▶ **Activity**
From first line to last, give the material again unchanged.
Start of Block
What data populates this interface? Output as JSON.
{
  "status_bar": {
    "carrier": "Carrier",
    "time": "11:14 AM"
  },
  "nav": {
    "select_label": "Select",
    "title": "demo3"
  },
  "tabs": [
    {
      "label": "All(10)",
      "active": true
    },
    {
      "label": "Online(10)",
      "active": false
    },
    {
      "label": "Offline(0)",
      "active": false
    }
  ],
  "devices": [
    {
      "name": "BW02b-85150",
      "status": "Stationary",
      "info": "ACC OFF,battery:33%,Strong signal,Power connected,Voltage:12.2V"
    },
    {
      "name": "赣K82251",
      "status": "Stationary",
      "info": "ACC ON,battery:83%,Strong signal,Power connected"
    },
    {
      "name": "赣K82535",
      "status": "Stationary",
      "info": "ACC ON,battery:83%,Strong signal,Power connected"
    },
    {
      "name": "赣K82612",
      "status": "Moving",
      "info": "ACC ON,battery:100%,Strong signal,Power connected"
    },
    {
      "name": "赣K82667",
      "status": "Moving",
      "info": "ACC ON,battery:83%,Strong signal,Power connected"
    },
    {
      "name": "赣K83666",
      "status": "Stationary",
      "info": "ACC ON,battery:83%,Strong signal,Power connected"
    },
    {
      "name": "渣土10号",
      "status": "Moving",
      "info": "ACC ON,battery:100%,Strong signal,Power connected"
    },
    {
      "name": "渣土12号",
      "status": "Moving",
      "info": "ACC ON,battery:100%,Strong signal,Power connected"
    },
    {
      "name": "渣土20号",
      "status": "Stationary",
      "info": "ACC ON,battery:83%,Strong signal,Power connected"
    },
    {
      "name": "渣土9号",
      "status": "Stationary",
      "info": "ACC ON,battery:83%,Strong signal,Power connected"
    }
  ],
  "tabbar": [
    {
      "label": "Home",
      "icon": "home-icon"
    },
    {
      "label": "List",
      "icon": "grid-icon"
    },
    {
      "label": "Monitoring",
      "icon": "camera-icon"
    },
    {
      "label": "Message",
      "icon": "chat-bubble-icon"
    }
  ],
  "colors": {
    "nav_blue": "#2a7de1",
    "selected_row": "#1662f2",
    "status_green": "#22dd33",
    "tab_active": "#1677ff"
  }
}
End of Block
▶ **Written answer**
What data populates this interface? Output as JSON.
{
  "status_bar": {
    "carrier": "Carrier",
    "time": "11:14 AM"
  },
  "nav": {
    "select_label": "Select",
    "title": "demo3"
  },
  "tabs": [
    {
      "label": "All(10)",
      "active": true
    },
    {
      "label": "Online(10)",
      "active": false
    },
    {
      "label": "Offline(0)",
      "active": false
    }
  ],
  "devices": [
    {
      "name": "BW02b-85150",
      "status": "Stationary",
      "info": "ACC OFF,battery:33%,Strong signal,Power connected,Voltage:12.2V"
    },
    {
      "name": "赣K82251",
      "status": "Stationary",
      "info": "ACC ON,battery:83%,Strong signal,Power connected"
    },
    {
      "name": "赣K82535",
      "status": "Stationary",
      "info": "ACC ON,battery:83%,Strong signal,Power connected"
    },
    {
      "name": "赣K82612",
      "status": "Moving",
      "info": "ACC ON,battery:100%,Strong signal,Power connected"
    },
    {
      "name": "赣K82667",
      "status": "Moving",
      "info": "ACC ON,battery:83%,Strong signal,Power connected"
    },
    {
      "name": "赣K83666",
      "status": "Stationary",
      "info": "ACC ON,battery:83%,Strong signal,Power connected"
    },
    {
      "name": "渣土10号",
      "status": "Moving",
      "info": "ACC ON,battery:100%,Strong signal,Power connected"
    },
    {
      "name": "渣土12号",
      "status": "Moving",
      "info": "ACC ON,battery:100%,Strong signal,Power connected"
    },
    {
      "name": "渣土20号",
      "status": "Stationary",
      "info": "ACC ON,battery:83%,Strong signal,Power connected"
    },
    {
      "name": "渣土9号",
      "status": "Stationary",
      "info": "ACC ON,battery:83%,Strong signal,Power connected"
    }
  ],
  "tabbar": [
    {
      "label": "Home",
      "icon": "home-icon"
    },
    {
      "label": "List",
      "icon": "grid-icon"
    },
    {
      "label": "Monitoring",
      "icon": "camera-icon"
    },
    {
      "label": "Message",
      "icon": "chat-bubble-icon"
    }
  ],
  "colors": {
    "nav_blue": "#2a7de1",
    "selected_row": "#1662f2",
    "status_green": "#22dd33",
    "tab_active": "#1677ff"
  }
}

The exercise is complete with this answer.